The first controversy over snowmobiling on Forest Preserve produced a number of lasting effects beyond simply where snowmobiles could ride. Significantly, it was the impetus for the first attempt to organize snowmobilers on a statewide level. The Adirondack Snow Travelers Association (ASTA) was largely organized by John Knox of Piseco and Dean Lane of Lake Pleasant who were angered by the closure of some trails in their area. ASTA organizers had a vision for statewide advocacy for the snowmobile community from the start, one of the lasting legacies of the dispute over snowmobiles in the Forest Preserve in the 1960s.
Another important result of the Forest Preserve controversies was that snowmobilers began to organize their own trail networks, which now total more than 10,000 miles around the state. The introduction of snowmobiles into the Forest Preserve also inspired the Adirondack Mountain Club (ADK) to begin promoting cross-country ski touring as a way for people to enjoy the Forest Preserve without motor vehicles. In Gabriels in 1967 ADK published the first guide to cross-country skiing and since 1968 has annually promoted cross-country ski events, contributing to the popularity of backcountry skiing today.
A few die-hard snowmobilers kept the fight for outright overland access on the Forest Preserve alive, but largely the state took over and began aggressively promoting snowmobile trails on the Forest Preserve which made the previous arguments moot. Indeed, creating new opportunities for snowmobilers to ride in the Forest Preserve began in earnest at the Conservation Department. The first major area the Department opened to recreational snowmobiling was the Moose River Plains, which continues to be among the most popular snowmobiling areas in the Adirondacks.

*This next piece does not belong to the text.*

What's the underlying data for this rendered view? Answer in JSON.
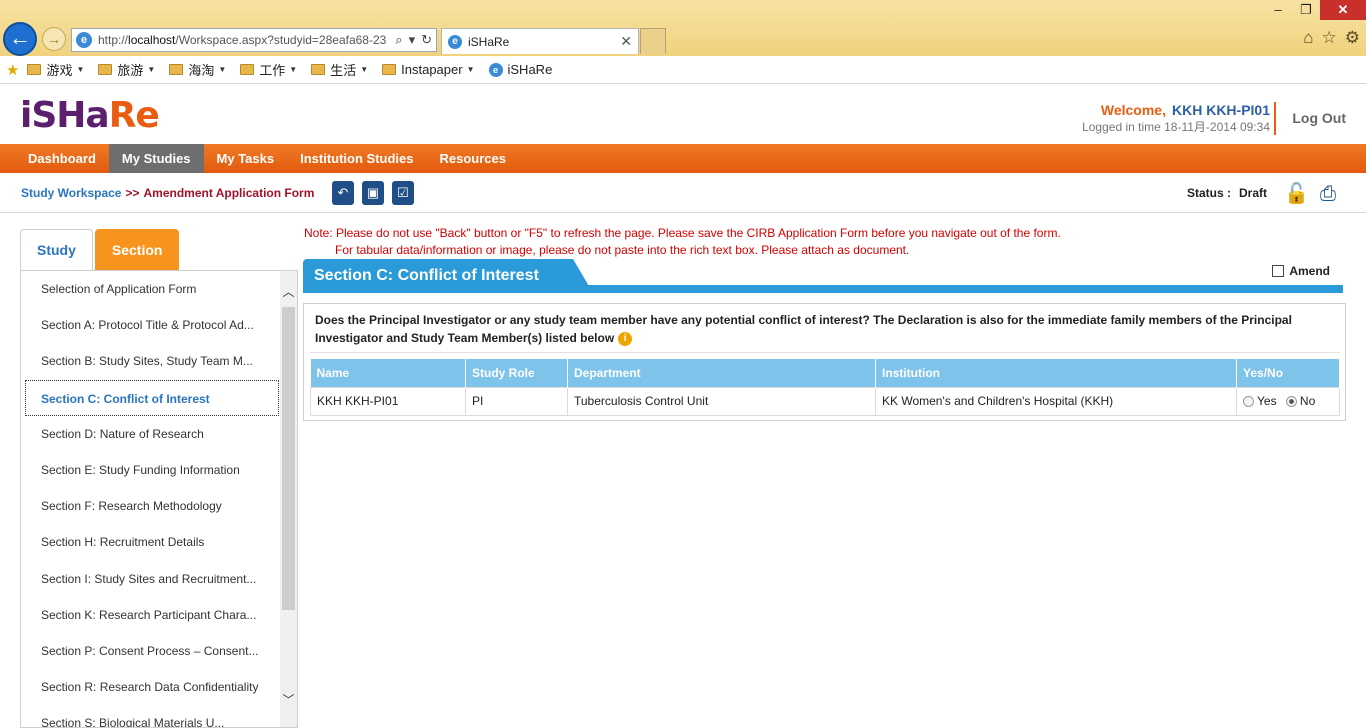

* Note: DEC performed a survey in 2001 using GPS which reported that that there were 840.97 miles of designated snowmobiles trails on the Forest Preserve. The Snowmobile Plan For The Adirondack Park (2006) concluded that there were an additional 1,172 miles of “funded snowmobile trails” in the Park (those maintained with state funds by the snowmobile clubs); 500 miles in the Webb and Inlet systems; and “several miles” on Canal Corporation, Department of Transportation, and State University of New York lands, for a total of about 2,525 Adirondack Park miles. Added to that are trails on municipal roads open to snowmobiles, and an unspecified “substantial mileage of trails that provide secondary trails.” Additional significant mileage includes new snowmobile trails on more than one million acres of easement lands and the new connector trails being built each year. These estimates taken together suggest there are easily over 3,000 miles of snowmobile trails.
This essay is part of an occasional series on the history of snowmobiling, especially in the Adirondacks. You can read the entire series here.